Collected data
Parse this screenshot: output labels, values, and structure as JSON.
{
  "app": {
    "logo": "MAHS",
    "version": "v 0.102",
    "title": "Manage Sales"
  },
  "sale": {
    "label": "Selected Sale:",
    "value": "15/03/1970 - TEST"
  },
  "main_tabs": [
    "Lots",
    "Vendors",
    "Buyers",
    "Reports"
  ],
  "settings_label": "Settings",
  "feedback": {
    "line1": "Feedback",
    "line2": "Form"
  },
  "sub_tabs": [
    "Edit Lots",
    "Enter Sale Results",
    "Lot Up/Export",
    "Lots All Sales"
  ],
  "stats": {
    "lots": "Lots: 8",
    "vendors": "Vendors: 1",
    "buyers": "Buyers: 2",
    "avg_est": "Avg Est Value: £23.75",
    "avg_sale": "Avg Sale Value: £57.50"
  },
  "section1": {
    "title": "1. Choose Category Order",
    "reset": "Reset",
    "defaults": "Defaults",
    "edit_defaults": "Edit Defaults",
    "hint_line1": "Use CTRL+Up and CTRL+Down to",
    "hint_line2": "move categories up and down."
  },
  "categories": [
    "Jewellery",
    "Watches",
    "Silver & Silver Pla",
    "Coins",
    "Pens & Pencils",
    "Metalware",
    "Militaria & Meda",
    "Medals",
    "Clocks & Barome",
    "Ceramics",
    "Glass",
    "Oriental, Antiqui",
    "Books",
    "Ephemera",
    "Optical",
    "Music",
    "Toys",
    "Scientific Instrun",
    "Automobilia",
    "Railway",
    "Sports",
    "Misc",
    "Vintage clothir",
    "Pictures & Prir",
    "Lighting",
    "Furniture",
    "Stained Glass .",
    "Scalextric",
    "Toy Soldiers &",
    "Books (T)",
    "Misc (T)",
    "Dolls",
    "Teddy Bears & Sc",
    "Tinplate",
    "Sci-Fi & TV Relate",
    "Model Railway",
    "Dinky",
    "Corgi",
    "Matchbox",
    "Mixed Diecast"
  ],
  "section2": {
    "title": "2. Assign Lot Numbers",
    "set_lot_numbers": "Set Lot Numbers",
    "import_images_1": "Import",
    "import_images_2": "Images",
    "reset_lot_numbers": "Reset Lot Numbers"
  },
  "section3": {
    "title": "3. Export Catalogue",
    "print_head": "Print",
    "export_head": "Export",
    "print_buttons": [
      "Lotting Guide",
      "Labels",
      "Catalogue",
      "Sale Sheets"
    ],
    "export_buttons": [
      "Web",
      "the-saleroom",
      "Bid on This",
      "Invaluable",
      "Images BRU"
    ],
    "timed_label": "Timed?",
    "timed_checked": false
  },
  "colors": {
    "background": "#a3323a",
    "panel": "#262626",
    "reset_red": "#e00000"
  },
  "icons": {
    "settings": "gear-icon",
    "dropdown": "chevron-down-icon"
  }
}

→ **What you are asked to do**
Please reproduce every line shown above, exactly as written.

→ **Response**
Parse this screenshot: output labels, values, and structure as JSON.
{
  "app": {
    "logo": "MAHS",
    "version": "v 0.102",
    "title": "Manage Sales"
  },
  "sale": {
    "label": "Selected Sale:",
    "value": "15/03/1970 - TEST"
  },
  "main_tabs": [
    "Lots",
    "Vendors",
    "Buyers",
    "Reports"
  ],
  "settings_label": "Settings",
  "feedback": {
    "line1": "Feedback",
    "line2": "Form"
  },
  "sub_tabs": [
    "Edit Lots",
    "Enter Sale Results",
    "Lot Up/Export",
    "Lots All Sales"
  ],
  "stats": {
    "lots": "Lots: 8",
    "vendors": "Vendors: 1",
    "buyers": "Buyers: 2",
    "avg_est": "Avg Est Value: £23.75",
    "avg_sale": "Avg Sale Value: £57.50"
  },
  "section1": {
    "title": "1. Choose Category Order",
    "reset": "Reset",
    "defaults": "Defaults",
    "edit_defaults": "Edit Defaults",
    "hint_line1": "Use CTRL+Up and CTRL+Down to",
    "hint_line2": "move categories up and down."
  },
  "categories": [
    "Jewellery",
    "Watches",
    "Silver & Silver Pla",
    "Coins",
    "Pens & Pencils",
    "Metalware",
    "Militaria & Meda",
    "Medals",
    "Clocks & Barome",
    "Ceramics",
    "Glass",
    "Oriental, Antiqui",
    "Books",
    "Ephemera",
    "Optical",
    "Music",
    "Toys",
    "Scientific Instrun",
    "Automobilia",
    "Railway",
    "Sports",
    "Misc",
    "Vintage clothir",
    "Pictures & Prir",
    "Lighting",
    "Furniture",
    "Stained Glass .",
    "Scalextric",
    "Toy Soldiers &",
    "Books (T)",
    "Misc (T)",
    "Dolls",
    "Teddy Bears & Sc",
    "Tinplate",
    "Sci-Fi & TV Relate",
    "Model Railway",
    "Dinky",
    "Corgi",
    "Matchbox",
    "Mixed Diecast"
  ],
  "section2": {
    "title": "2. Assign Lot Numbers",
    "set_lot_numbers": "Set Lot Numbers",
    "import_images_1": "Import",
    "import_images_2": "Images",
    "reset_lot_numbers": "Reset Lot Numbers"
  },
  "section3": {
    "title": "3. Export Catalogue",
    "print_head": "Print",
    "export_head": "Export",
    "print_buttons": [
      "Lotting Guide",
      "Labels",
      "Catalogue",
      "Sale Sheets"
    ],
    "export_buttons": [
      "Web",
      "the-saleroom",
      "Bid on This",
      "Invaluable",
      "Images BRU"
    ],
    "timed_label": "Timed?",
    "timed_checked": false
  },
  "colors": {
    "background": "#a3323a",
    "panel": "#262626",
    "reset_red": "#e00000"
  },
  "icons": {
    "settings": "gear-icon",
    "dropdown": "chevron-down-icon"
  }
}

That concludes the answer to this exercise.